"And what does the LORD require of you But to do justice, to love kindness, and to walk humbly with your God"
-- Micah 6:8

"The duty of the prosecutor is to seek justice, not merely to convict."
-- American Bar Association Standard 3-1.2(c)

"There may be a legitimate diversity of opinion even among Catholics about waging war and applying the death penalty, but not however with regard to abortion and euthanasia."
--Pope Benedict XVI, June 2004

Thursday, November 12, 2009

Justice Done

Every time people begin to wonder whether the death penalty is really necessary anymore, a case comes along to re-affirm that indeed, some crimes just flat out deserve the ultimate punishment, not, mind you, because of some base motive of revenge, but simply because the crimes are so offensive against the moral order that only the punishment of death can approach a congruent satisfaction for the crime.

Anyone familiar with Aristotle will recognize this concept of proportionality and retributive justice. These classical principles, based as they are on the Natural Law, were easily absorbed into Jewish and then Christian thinking about Justice. No amount of modernization of the civil justice system can derogate from the moral necessity that calls for proportional, congruent satisfaction for crimes. It is in fact one of the most important duties of the state to guarantee this type of justice, so that the community is protected, crime is punished and is perceived as being adequately punished, and to discourage private acts of vengeance.

And so recently in Virginia we witnessed the execution of John Allen Muhammad, the so-called "Beltway Sniper," who with cold calculation and meticulous efficiency, slaughtered 10 people and wounded three others. His guilt beyond any doubt whatsoever, his crimes reprehensible, his just execution was the only punishment that would approach justice in his case. Living his natural life as a ward of the state, enjoying the comforts that the American prison must offer inmates (hot meals, reading material, recreation opportunities, access to cable TV) while it would curtail his liberty, would hardly proportionally address the horrific loss of life he wantonly visited upon the affected communities.

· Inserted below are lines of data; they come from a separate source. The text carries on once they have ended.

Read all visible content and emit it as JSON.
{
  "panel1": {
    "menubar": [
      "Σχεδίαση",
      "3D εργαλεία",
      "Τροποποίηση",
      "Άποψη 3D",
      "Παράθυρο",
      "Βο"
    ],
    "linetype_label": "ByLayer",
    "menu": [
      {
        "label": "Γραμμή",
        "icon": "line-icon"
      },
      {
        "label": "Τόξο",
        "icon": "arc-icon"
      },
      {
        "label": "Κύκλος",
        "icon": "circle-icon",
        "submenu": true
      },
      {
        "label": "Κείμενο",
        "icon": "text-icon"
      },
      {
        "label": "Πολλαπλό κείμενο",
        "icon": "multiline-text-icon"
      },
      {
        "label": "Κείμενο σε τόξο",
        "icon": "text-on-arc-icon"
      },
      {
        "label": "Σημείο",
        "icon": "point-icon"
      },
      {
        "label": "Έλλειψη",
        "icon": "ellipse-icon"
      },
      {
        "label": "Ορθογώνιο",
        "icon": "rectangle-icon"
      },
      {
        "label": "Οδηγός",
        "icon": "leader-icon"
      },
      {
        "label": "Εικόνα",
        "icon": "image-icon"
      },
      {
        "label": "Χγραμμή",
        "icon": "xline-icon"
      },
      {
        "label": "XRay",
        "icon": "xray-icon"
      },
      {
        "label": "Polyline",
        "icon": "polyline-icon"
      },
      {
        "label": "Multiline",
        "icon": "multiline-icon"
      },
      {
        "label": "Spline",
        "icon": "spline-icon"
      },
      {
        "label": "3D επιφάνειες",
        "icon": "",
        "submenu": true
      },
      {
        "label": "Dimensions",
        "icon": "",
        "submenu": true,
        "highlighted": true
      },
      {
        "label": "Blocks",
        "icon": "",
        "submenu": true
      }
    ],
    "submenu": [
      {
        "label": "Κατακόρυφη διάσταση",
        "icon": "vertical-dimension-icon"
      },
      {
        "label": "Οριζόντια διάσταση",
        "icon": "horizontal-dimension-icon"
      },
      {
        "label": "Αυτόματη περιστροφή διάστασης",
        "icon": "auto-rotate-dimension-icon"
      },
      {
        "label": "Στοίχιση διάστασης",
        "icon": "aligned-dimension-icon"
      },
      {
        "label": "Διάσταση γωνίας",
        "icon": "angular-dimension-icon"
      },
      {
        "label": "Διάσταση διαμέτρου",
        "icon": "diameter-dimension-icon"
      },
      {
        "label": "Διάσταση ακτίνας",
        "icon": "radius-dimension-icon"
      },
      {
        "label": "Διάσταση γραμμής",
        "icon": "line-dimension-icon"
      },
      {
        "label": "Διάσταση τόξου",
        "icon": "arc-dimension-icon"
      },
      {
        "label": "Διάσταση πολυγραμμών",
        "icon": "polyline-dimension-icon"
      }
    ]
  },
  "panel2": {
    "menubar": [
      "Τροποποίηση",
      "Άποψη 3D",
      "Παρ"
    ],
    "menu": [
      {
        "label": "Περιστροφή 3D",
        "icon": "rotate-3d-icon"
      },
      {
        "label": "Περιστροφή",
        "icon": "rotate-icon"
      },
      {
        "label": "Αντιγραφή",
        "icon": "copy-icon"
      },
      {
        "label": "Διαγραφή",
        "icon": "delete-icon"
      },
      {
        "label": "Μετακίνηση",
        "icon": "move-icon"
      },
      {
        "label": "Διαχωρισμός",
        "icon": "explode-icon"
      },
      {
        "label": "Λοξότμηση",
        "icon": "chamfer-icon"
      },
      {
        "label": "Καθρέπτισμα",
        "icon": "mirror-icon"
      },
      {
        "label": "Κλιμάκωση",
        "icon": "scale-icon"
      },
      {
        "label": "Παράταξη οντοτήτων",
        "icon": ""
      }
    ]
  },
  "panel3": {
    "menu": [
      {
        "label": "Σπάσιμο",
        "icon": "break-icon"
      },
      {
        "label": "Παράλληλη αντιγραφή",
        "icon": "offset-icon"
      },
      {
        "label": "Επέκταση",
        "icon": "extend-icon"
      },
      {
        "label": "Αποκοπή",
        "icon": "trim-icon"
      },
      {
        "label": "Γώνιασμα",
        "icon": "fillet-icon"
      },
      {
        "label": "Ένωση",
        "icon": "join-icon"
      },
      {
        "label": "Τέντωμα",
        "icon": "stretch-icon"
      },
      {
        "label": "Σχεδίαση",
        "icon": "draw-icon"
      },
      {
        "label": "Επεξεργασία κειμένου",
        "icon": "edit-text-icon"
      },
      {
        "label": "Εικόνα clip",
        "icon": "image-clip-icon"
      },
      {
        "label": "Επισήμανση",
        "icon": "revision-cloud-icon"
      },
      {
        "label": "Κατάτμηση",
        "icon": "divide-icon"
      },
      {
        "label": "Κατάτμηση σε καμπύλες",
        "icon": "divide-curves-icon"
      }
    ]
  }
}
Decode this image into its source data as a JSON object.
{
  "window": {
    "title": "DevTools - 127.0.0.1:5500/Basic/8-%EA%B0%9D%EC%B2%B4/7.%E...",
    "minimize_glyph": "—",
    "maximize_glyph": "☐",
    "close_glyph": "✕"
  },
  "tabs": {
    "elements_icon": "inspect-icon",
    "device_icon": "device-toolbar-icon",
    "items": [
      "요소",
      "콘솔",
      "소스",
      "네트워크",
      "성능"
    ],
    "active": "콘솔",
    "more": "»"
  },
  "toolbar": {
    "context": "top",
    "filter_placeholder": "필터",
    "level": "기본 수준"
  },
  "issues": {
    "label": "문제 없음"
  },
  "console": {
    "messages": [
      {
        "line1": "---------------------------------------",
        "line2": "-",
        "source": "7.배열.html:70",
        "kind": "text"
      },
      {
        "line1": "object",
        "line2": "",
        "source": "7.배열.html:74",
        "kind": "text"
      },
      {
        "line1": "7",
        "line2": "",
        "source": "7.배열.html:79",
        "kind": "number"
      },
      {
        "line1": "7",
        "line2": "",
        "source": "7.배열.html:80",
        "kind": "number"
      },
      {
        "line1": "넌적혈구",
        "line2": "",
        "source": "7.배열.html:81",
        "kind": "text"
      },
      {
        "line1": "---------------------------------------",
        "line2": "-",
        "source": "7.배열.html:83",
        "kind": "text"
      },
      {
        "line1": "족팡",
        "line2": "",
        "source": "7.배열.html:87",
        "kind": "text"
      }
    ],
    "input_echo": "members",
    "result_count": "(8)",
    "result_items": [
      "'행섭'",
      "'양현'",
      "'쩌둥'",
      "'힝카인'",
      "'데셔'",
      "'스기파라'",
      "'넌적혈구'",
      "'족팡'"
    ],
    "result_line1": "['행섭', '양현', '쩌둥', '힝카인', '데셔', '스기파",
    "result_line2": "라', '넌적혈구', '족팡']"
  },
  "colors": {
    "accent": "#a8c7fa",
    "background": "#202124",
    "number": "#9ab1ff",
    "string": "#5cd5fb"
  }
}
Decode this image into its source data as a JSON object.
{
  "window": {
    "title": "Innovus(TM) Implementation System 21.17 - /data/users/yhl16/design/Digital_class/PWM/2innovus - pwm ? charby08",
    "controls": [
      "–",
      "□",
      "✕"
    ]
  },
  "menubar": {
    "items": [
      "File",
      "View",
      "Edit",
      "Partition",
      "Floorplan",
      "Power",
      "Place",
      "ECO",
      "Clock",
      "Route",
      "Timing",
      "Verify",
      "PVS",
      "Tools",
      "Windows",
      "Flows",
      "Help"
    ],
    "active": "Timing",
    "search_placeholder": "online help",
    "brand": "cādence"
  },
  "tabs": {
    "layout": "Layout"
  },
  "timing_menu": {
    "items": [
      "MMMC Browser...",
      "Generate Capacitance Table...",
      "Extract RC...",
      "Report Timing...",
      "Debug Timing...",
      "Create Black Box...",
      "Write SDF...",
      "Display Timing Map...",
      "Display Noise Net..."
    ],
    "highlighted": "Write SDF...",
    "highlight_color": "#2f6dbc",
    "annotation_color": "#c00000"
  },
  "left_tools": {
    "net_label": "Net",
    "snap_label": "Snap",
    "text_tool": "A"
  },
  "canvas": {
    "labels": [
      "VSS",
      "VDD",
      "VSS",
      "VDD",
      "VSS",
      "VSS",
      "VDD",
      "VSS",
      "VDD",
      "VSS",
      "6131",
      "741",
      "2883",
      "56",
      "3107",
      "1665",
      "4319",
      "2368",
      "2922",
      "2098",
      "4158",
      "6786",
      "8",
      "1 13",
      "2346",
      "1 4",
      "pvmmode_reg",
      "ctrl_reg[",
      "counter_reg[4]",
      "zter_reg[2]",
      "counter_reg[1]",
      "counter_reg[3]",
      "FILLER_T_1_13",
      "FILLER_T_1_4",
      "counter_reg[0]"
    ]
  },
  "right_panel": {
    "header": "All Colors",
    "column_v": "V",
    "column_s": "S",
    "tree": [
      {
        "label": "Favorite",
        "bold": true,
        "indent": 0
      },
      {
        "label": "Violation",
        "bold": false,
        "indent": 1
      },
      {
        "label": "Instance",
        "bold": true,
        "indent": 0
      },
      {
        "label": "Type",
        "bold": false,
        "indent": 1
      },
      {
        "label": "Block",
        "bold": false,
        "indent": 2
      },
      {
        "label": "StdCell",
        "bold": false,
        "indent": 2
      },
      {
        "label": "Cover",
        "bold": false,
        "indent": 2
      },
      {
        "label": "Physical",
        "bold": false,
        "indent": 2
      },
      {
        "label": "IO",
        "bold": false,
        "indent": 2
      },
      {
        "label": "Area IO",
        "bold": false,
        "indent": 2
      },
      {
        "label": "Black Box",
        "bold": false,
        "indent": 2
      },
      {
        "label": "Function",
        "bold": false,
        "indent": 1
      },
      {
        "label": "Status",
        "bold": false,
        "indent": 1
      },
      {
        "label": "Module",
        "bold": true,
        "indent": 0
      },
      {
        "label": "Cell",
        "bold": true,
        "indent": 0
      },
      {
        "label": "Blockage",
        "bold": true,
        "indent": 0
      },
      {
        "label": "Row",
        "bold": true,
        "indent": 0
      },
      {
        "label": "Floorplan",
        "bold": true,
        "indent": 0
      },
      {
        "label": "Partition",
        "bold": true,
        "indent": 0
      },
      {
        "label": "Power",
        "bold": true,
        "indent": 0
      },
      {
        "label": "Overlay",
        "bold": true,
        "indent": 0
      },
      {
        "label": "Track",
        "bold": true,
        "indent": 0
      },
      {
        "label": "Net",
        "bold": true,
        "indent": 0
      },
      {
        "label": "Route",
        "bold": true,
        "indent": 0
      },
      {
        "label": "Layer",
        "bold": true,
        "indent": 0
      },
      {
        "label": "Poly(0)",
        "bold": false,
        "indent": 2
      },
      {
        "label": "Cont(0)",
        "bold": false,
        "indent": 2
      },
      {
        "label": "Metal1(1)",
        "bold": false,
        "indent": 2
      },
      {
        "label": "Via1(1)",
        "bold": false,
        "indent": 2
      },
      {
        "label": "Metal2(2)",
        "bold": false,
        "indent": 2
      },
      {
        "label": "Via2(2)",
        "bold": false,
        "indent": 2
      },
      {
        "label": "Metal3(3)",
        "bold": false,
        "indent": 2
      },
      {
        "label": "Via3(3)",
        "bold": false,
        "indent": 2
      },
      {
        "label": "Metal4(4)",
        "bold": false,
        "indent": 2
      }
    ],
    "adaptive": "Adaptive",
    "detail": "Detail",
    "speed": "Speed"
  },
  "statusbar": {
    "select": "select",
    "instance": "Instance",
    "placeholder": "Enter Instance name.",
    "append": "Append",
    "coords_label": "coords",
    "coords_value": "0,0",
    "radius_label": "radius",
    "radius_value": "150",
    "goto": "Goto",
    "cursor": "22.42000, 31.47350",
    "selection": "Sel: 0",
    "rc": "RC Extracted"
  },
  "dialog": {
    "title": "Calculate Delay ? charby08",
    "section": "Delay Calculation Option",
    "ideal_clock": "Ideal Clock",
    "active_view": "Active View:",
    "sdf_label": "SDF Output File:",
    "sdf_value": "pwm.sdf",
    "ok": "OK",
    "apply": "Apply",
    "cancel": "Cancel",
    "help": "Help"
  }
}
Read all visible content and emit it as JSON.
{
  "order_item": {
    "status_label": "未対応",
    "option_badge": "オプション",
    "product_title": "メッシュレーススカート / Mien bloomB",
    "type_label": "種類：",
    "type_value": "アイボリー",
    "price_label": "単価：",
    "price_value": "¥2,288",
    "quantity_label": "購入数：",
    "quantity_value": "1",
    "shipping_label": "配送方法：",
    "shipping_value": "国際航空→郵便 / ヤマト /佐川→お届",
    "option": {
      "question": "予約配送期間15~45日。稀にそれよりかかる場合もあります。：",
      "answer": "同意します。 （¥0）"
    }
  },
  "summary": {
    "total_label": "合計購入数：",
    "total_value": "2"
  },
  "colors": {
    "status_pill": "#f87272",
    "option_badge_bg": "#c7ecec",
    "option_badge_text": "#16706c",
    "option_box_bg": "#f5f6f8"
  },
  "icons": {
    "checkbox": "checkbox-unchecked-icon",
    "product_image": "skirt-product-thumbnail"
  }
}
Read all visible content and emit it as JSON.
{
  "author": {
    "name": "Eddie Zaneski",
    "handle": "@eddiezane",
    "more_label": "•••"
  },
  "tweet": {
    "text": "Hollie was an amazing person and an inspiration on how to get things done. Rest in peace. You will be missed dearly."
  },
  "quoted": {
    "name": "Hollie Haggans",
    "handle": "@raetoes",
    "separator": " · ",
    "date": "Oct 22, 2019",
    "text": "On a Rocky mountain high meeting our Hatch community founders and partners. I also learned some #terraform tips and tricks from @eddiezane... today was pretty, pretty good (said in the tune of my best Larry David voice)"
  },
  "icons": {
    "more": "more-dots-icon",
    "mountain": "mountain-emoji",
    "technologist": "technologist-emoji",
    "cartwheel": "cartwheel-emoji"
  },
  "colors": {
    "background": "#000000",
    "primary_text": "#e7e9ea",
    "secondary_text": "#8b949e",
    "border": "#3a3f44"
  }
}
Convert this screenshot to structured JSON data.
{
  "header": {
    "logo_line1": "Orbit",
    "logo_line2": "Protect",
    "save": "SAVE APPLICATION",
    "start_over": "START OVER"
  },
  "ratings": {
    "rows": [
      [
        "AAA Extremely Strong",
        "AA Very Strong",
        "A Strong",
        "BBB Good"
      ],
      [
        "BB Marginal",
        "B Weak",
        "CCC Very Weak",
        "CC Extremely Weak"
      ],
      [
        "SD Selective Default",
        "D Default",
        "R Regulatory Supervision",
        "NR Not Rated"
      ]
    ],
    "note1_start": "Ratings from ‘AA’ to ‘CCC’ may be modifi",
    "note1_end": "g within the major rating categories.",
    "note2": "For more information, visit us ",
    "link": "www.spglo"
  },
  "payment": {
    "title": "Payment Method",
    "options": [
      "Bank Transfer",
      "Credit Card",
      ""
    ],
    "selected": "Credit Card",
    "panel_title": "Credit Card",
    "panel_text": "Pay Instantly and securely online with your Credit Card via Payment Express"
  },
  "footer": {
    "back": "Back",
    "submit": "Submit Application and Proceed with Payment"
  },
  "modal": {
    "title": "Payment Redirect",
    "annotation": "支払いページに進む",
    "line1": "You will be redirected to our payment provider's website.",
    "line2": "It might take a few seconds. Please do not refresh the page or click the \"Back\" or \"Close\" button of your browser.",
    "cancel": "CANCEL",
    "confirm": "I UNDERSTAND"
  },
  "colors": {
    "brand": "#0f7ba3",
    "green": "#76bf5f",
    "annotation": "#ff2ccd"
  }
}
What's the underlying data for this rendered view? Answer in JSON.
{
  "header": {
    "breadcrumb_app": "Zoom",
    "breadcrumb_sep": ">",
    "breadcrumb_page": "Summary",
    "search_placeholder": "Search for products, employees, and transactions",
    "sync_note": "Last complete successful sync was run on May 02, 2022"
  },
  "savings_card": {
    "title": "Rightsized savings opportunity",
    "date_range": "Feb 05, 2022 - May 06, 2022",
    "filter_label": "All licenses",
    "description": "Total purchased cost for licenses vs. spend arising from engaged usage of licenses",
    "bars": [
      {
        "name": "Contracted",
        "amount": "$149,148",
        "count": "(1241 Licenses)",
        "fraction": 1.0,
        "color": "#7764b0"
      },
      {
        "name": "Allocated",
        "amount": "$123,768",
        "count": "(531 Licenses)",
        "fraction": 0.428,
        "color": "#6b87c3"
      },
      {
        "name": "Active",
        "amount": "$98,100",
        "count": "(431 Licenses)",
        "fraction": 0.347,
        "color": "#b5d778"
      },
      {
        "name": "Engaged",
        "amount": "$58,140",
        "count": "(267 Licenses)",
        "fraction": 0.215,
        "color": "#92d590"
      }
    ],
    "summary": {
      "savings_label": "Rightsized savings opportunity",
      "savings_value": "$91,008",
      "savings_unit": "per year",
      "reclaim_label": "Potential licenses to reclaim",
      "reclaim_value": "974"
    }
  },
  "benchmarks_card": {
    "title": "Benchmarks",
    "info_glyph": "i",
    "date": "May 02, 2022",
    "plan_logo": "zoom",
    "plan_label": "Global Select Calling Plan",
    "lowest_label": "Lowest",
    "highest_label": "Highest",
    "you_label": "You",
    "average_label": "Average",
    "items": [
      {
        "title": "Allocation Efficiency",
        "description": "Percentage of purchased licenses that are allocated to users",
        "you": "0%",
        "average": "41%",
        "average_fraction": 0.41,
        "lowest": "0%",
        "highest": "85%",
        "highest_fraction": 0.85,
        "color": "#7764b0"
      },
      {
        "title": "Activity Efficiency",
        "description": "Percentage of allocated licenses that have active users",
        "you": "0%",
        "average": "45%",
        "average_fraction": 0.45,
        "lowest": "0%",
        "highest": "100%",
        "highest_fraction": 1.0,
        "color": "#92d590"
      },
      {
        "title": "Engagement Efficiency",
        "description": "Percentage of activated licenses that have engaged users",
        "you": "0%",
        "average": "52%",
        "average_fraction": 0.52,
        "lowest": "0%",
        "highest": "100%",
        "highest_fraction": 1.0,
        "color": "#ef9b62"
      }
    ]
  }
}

For those keeping track, for our Catholic governor Tim Kaine, this was execution #10 that he allowed to proceed despite his supposedly "deeply held religious conviction" that the death penalty is immoral.